Of course the term "organized medicine" is a general and uncertain term but I haven't heard and would be interested in what organized medicine thinks of the results released from Kuwait so far.
Personally, I'm far from an expert but it seems to me to be the equivalent of what we usually consider an initial safety study, which is fine, but really is more geared to determine blatant unsafe situations on a small number and isn't designed to test efficacy and data may only hint at possible efficacy
They had only clinical assessment, without, a proper neurological assessment i.e. Document of severity of MS symptoms before and after the procedure with EDSS-FSS- and MSIS.
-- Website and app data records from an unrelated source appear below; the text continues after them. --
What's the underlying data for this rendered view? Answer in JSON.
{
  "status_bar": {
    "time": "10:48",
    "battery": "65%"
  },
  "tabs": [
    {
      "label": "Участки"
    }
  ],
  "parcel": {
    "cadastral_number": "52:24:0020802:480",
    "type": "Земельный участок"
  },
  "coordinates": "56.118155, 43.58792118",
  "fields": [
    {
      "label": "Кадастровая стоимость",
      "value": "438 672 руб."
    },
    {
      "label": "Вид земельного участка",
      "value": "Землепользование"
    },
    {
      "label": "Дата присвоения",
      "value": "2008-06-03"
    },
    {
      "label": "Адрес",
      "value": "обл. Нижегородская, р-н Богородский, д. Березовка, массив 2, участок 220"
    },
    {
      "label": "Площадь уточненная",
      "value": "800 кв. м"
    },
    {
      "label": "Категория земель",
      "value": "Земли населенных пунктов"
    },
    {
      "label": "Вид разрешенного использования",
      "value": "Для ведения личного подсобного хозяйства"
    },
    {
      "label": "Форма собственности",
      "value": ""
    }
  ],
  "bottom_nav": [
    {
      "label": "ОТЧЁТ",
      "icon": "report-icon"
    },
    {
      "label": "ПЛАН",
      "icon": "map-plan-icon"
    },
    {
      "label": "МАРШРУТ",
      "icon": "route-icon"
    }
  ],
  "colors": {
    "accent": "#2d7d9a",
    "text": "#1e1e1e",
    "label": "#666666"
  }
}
I've looked and looked and can't find where their information states specific procedures used on controls. If venous catheter hadn't been used on the controls this info is just the same hash on a different plate in addition to sharing the other shortcomings of an initial, small study designed, at best, to hopefully
show a tendency towards efficacy.
Others can and will do what they want but, for me, a suitable American comparison is that a friend of mine did a small (5 MS patients, no controls) safety study using swine whipworm ova against MS. Before even starting he told me that if it didn't prove safe or didn't tend to show efficacy he wasn't going to waste the time or money on a phase II.
Point being that in this case of whom I know to be a responsible researcher, initial results tending to show a possible trend towards efficacy and isn't really the kind of information you would broadcast from rooftops.
If the point is nothing more than the Kuwaiti information supports the need for further efficacy studies, I'll agree with that. Reason for high fives, probably not.